A thoroughly contemporary look at the world’s children.
Children from 73 countries, some rarely represented in children’s books, including Malawi, Kosovo, Barbados, and Papua New Guinea, talk about their lives. Each double-page spread is devoted to one child and is jammed with photos of different sizes, a small flag, and a globe pointing out the country where they live. There is an emphasis on different types of families: Yared’s single-mom family in Ethiopia, Jack’s single-dad family in Fiji, Jenisha’s extended-family unit in Nepal, and many blended families with stepparents and half siblings. Diversity exists within families with parents from different cultures. In New Zealand, Anneke’s parents are Samoan/Tokolauan and British/Japanese. Same-sex parents are not in evidence, however. More parents than usual work in tourism, as guidebook publisher Lonely Planet used its contacts to recruit participating families, but there are urban and rural families, and at least one lives in a refugee camp. The children describe the commonalities of their lives: food, school, games, families. Technology shows up everywhere. Lluvia, age 12, from Costa Rica says: “My friends are silly and fun. We love to hang out, play on our cell phones, and take silly selfies.” Photos are appealing and layouts are varied, with short paragraphs and funny headlines.

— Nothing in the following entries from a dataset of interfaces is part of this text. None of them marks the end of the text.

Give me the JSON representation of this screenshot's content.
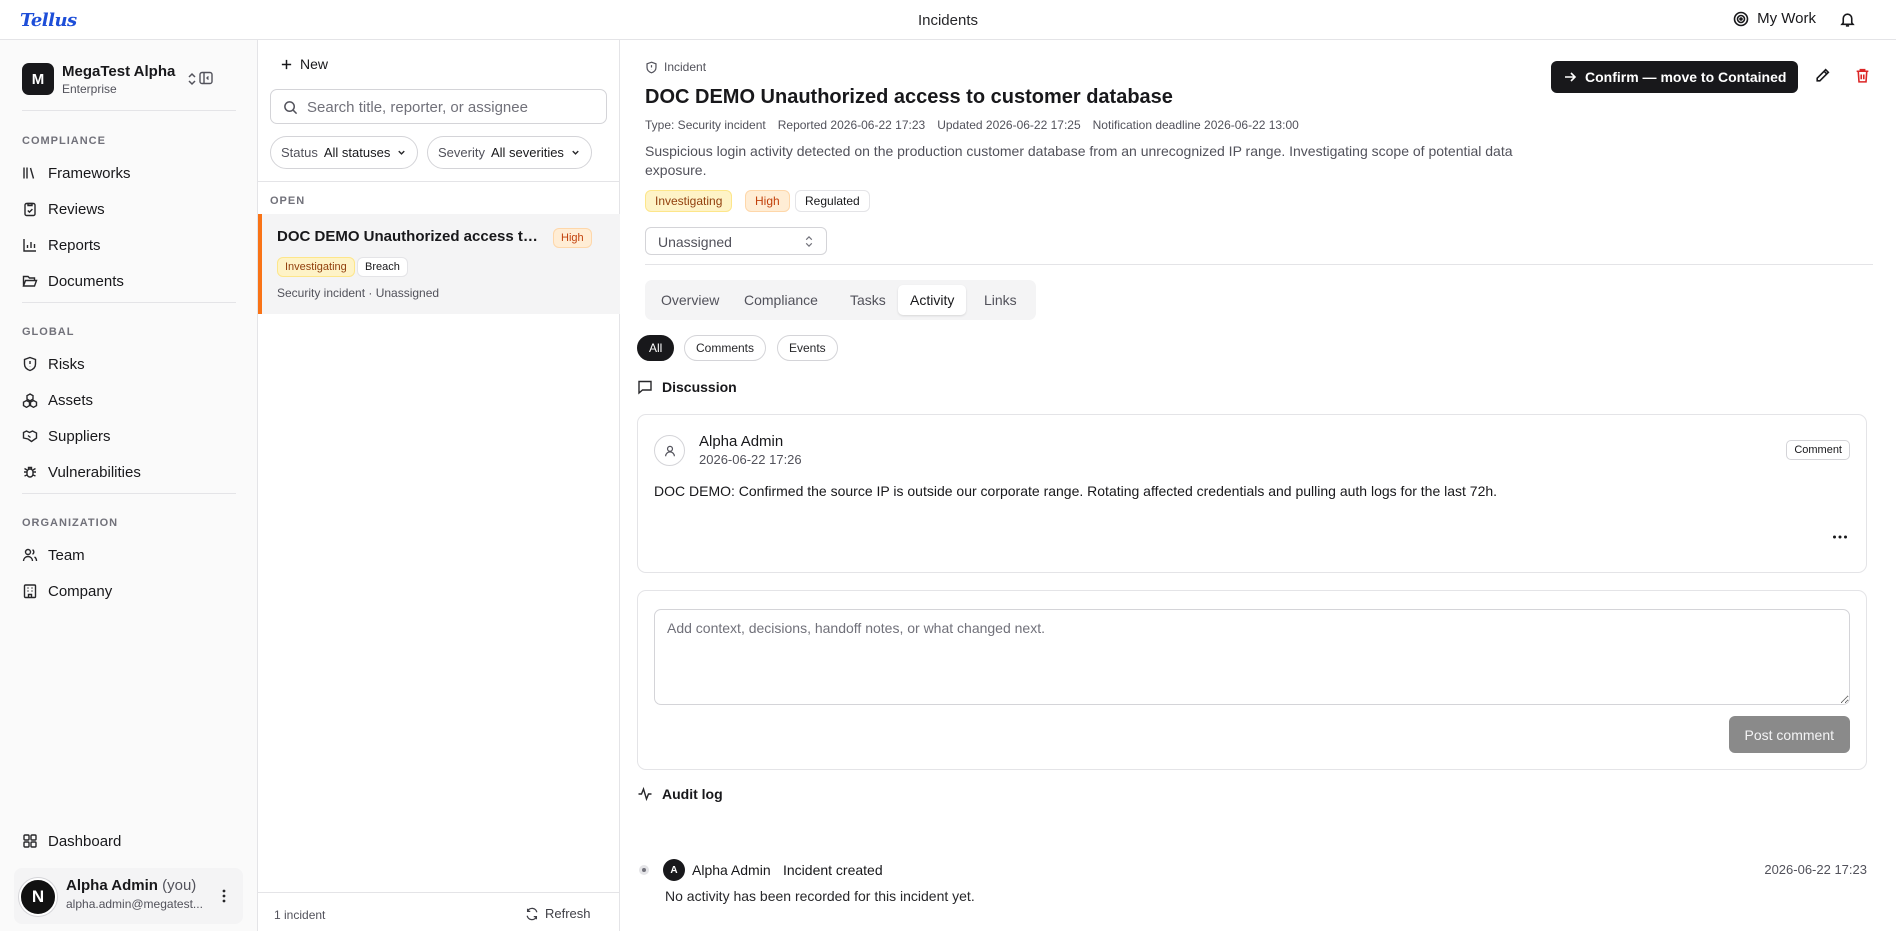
{
  "app": {
    "logo": "Tellus",
    "title": "Incidents",
    "my_work": "My Work"
  },
  "org": {
    "initial": "M",
    "name": "MegaTest Alpha",
    "plan": "Enterprise"
  },
  "nav": {
    "compliance_label": "COMPLIANCE",
    "compliance": [
      "Frameworks",
      "Reviews",
      "Reports",
      "Documents"
    ],
    "global_label": "GLOBAL",
    "global": [
      "Risks",
      "Assets",
      "Suppliers",
      "Vulnerabilities"
    ],
    "organization_label": "ORGANIZATION",
    "organization": [
      "Team",
      "Company"
    ],
    "dashboard": "Dashboard"
  },
  "user": {
    "initial": "N",
    "name": "Alpha Admin",
    "you": "(you)",
    "email": "alpha.admin@megatest..."
  },
  "list": {
    "new_label": "New",
    "search_placeholder": "Search title, reporter, or assignee",
    "status_filter": {
      "label": "Status",
      "value": "All statuses"
    },
    "severity_filter": {
      "label": "Severity",
      "value": "All severities"
    },
    "group_label": "OPEN",
    "items": [
      {
        "title": "DOC DEMO Unauthorized access to customer database",
        "severity": "High",
        "status": "Investigating",
        "tag": "Breach",
        "meta": "Security incident · Unassigned"
      }
    ],
    "count": "1 incident",
    "refresh": "Refresh"
  },
  "detail": {
    "kind": "Incident",
    "title": "DOC DEMO Unauthorized access to customer database",
    "type": "Type: Security incident",
    "reported": "Reported 2026-06-22 17:23",
    "updated": "Updated 2026-06-22 17:25",
    "deadline": "Notification deadline 2026-06-22 13:00",
    "description": "Suspicious login activity detected on the production customer database from an unrecognized IP range. Investigating scope of potential data exposure.",
    "chips": [
      "Investigating",
      "High",
      "Regulated"
    ],
    "confirm_label": "Confirm — move to Contained",
    "assignee": "Unassigned",
    "tabs": [
      "Overview",
      "Compliance",
      "Tasks",
      "Activity",
      "Links"
    ],
    "active_tab": "Activity",
    "filters": [
      "All",
      "Comments",
      "Events"
    ],
    "discussion_label": "Discussion",
    "comment": {
      "author": "Alpha Admin",
      "time": "2026-06-22 17:26",
      "badge": "Comment",
      "text": "DOC DEMO: Confirmed the source IP is outside our corporate range. Rotating affected credentials and pulling auth logs for the last 72h."
    },
    "composer_placeholder": "Add context, decisions, handoff notes, or what changed next.",
    "post_label": "Post comment",
    "audit_label": "Audit log",
    "audit": {
      "initial": "A",
      "actor": "Alpha Admin",
      "event": "Incident created",
      "time": "2026-06-22 17:23",
      "empty": "No activity has been recorded for this incident yet."
    }
  },
  "colors": {
    "accent": "#f97316",
    "brand": "#1d4ed8",
    "danger": "#dc2626",
    "primary": "#18181b"
  }
}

Entries are arranged alphabetically by children’s names, with a world-map key in the front.
A necessary purchase for those interested in educating global citizens. (quiz, index) (Nonfiction. 8-12)